Exercise objective: Copy the listing verbatim, excluding any images found in it.

Extracted entries:
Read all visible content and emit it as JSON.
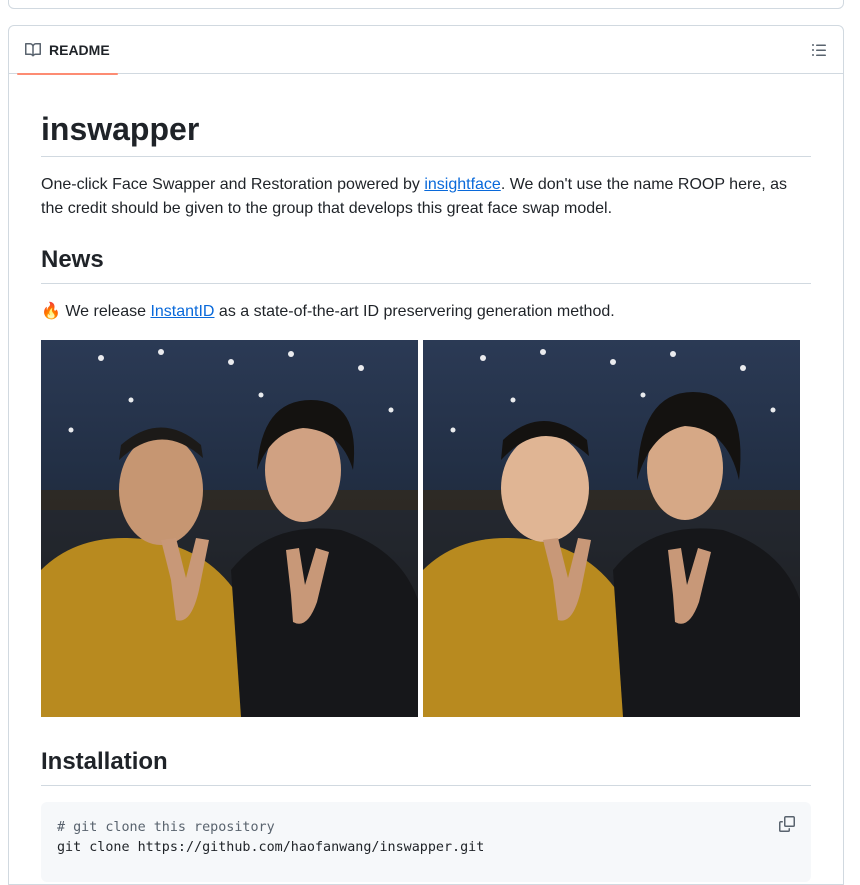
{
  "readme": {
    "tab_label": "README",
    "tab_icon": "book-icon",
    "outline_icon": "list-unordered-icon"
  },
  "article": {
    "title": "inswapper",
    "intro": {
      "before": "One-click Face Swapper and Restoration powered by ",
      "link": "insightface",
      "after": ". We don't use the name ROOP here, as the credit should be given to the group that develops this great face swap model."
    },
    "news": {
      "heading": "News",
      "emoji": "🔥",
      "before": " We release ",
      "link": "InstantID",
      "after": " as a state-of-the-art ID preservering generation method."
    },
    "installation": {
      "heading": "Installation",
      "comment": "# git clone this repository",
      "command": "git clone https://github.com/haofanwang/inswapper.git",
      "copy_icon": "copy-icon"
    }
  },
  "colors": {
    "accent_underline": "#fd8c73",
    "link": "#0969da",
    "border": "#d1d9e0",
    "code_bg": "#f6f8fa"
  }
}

Response to the task:
Read all visible content and emit it as JSON.
{
  "readme": {
    "tab_label": "README",
    "tab_icon": "book-icon",
    "outline_icon": "list-unordered-icon"
  },
  "article": {
    "title": "inswapper",
    "intro": {
      "before": "One-click Face Swapper and Restoration powered by ",
      "link": "insightface",
      "after": ". We don't use the name ROOP here, as the credit should be given to the group that develops this great face swap model."
    },
    "news": {
      "heading": "News",
      "emoji": "🔥",
      "before": " We release ",
      "link": "InstantID",
      "after": " as a state-of-the-art ID preservering generation method."
    },
    "installation": {
      "heading": "Installation",
      "comment": "# git clone this repository",
      "command": "git clone https://github.com/haofanwang/inswapper.git",
      "copy_icon": "copy-icon"
    }
  },
  "colors": {
    "accent_underline": "#fd8c73",
    "link": "#0969da",
    "border": "#d1d9e0",
    "code_bg": "#f6f8fa"
  }
}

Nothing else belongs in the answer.